Those wasted efforts and bloated expenses helped make 1987 a terrible year for toymakers. Hasbro's profits fell, and Mattel, Tonka Corp. and many smaller companies suffered losses. Worlds of Wonder, which created Teddy Ruxpin, landed in bankruptcy court and went out of business last year.

The toy industry has since rebounded _ sales of toys other than video games were up 5.6 percent last year _ but the industry has learned its lesson.

Toy company employees escorting reporters and retailers through Toy Fair showrooms emphasized past winners as much as their possible future hits.

Barbie is the star at Mattel, having racked up $840-million in sales in 1991 _ half the company's total revenue. At Hasbro, G.I. Joe dominates the company's line for boys.

Barbie, who is 33 years old, and G.I. Joe, 28, are old-timers. Mr. Potato Head, part of Hasbro's Playskool line, is 40. But they are youngsters compared to the nearly 80-year-old Tinker Toy, also a part of Playskool.

There are plenty of other veterans still in there pitching: Etch-A-Sketch by Ohio Art Co., Parker Bros.' Monopoly game and Milton Bradley's Game of Life, Colorforms and Lego blocks.

Newer toys, even big successes, tend to have shorter life cycles.

Remember Transformers, Hasbro's enormously successful line of robots in the 1980s? After racking up some $1-billion in sales over eight years, Transformers now are being shipped to overseas retailers only.

The Teenage Mutant Ninja Turtles, manufactured by Hong Kong-based Playmates, are also on the wane, although they still managed to bring in $400-million in sales last year after peaking at $500-million in 1990.

The Cabbage Patch line, now 9 years old, is still selling well, although it is a shadow of its former self. The dolls and Teddy Ruxpin are now part of Hasbro.

Toymakers' caution comes not only from the sorry lessons of the 1980s, but from new management. New chairmen have taken over at Hasbro, Mattel, Lewis Galoob Toys and other companies in recent years.

"Managements are more conservative and circumspect about their projections," said Paul Valentine, an industry analyst with Standard & Poor's Corp.

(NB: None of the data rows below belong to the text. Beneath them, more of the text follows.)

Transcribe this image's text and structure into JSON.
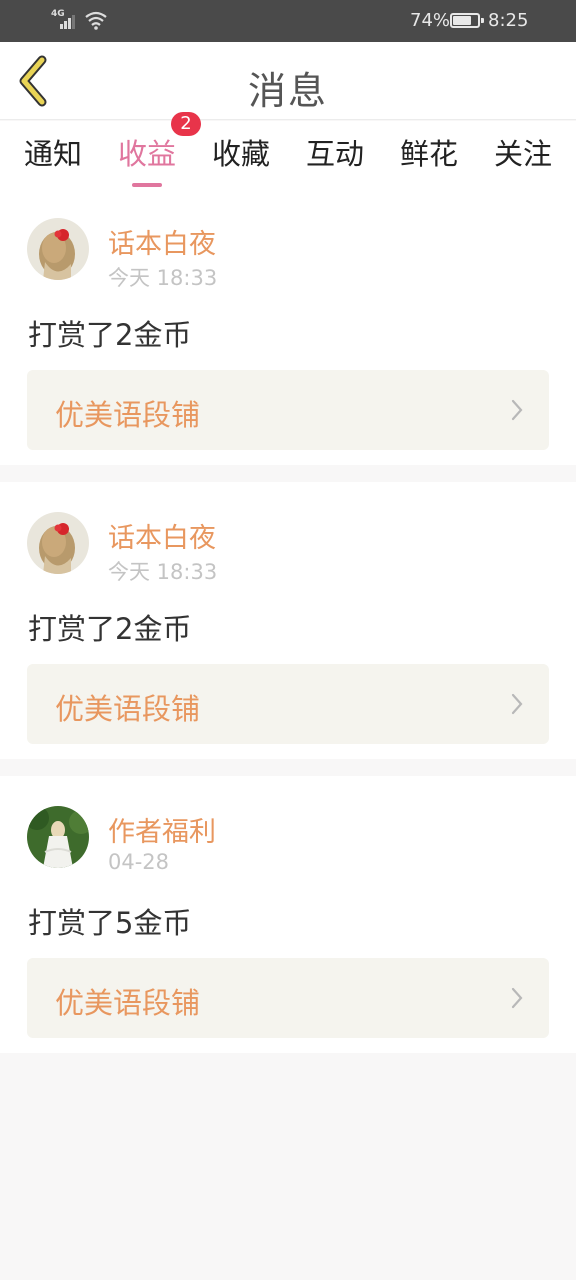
{
  "status_bar": {
    "network": "4G",
    "battery_percent": "74%",
    "battery_level": 0.74,
    "time": "8:25"
  },
  "header": {
    "title": "消息",
    "back_icon": "chevron-left-icon"
  },
  "tabs": [
    {
      "label": "通知",
      "active": false
    },
    {
      "label": "收益",
      "active": true,
      "badge": "2"
    },
    {
      "label": "收藏",
      "active": false
    },
    {
      "label": "互动",
      "active": false
    },
    {
      "label": "鲜花",
      "active": false
    },
    {
      "label": "关注",
      "active": false
    }
  ],
  "messages": [
    {
      "username": "话本白夜",
      "time": "今天 18:33",
      "text": "打赏了2金币",
      "link": "优美语段铺"
    },
    {
      "username": "话本白夜",
      "time": "今天 18:33",
      "text": "打赏了2金币",
      "link": "优美语段铺"
    },
    {
      "username": "作者福利",
      "time": "04-28",
      "text": "打赏了5金币",
      "link": "优美语段铺"
    }
  ],
  "colors": {
    "accent_pink": "#e0769e",
    "name_orange": "#e8975f",
    "badge_red": "#e8344a",
    "back_yellow": "#e9d456"
  }
}
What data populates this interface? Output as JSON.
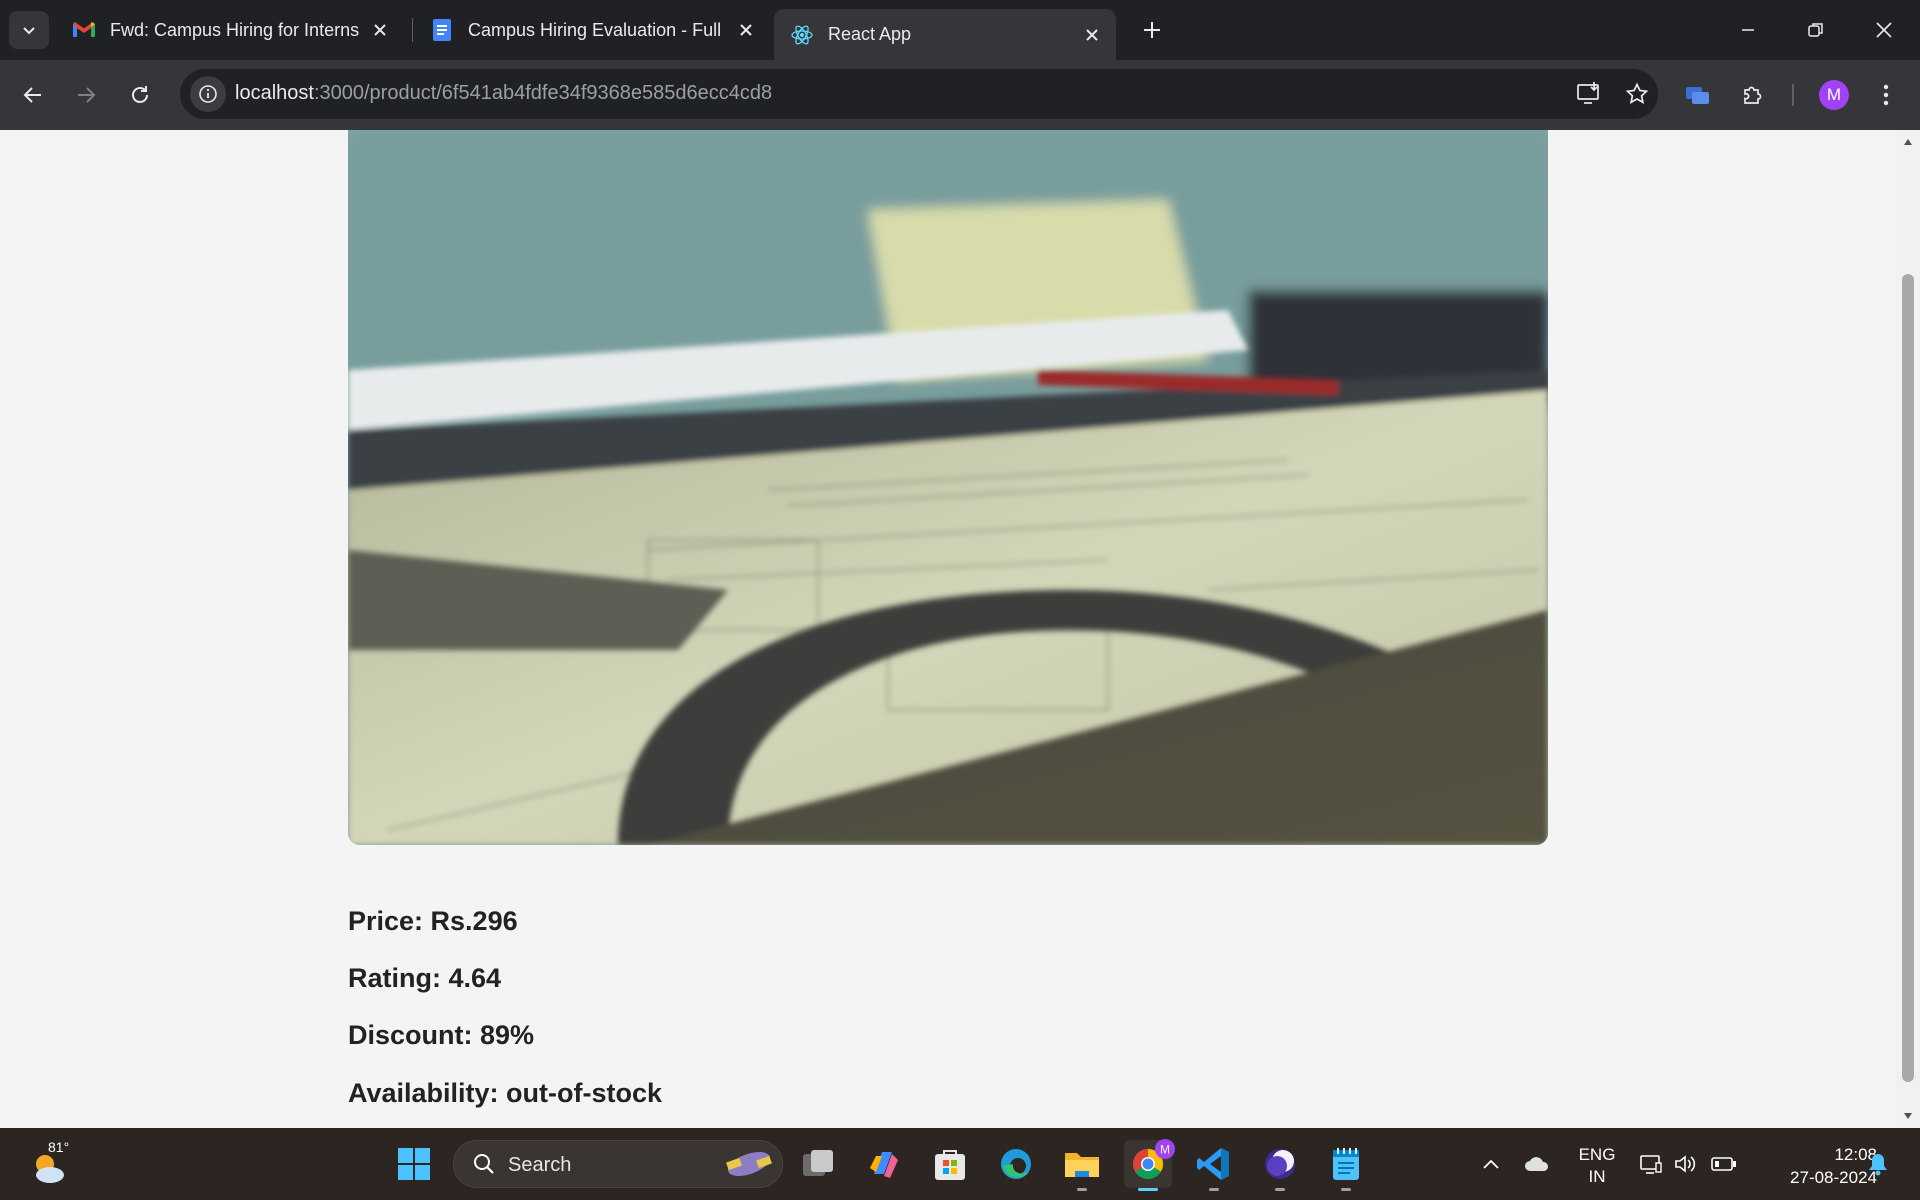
{
  "browser": {
    "tabs": [
      {
        "title": "Fwd: Campus Hiring for Interns",
        "favicon": "gmail-icon",
        "active": false
      },
      {
        "title": "Campus Hiring Evaluation - Full",
        "favicon": "google-docs-icon",
        "active": false
      },
      {
        "title": "React App",
        "favicon": "react-icon",
        "active": true
      }
    ],
    "url_host": "localhost",
    "url_path": ":3000/product/6f541ab4fdfe34f9368e585d6ecc4cd8",
    "profile_initial": "M"
  },
  "product": {
    "image_alt": "product-image",
    "price_text": "Price: Rs.296",
    "rating_text": "Rating: 4.64",
    "discount_text": "Discount: 89%",
    "availability_text": "Availability: out-of-stock"
  },
  "taskbar": {
    "weather_temp": "81°",
    "search_label": "Search",
    "language_line1": "ENG",
    "language_line2": "IN",
    "time": "12:08",
    "date": "27-08-2024",
    "accent_color": "#60cdff"
  }
}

That doesn't mean there won't be another megahit. But it may be a surprise when it arrives.

"You can't plan for it.



. Something may come out of left field," Valentine said.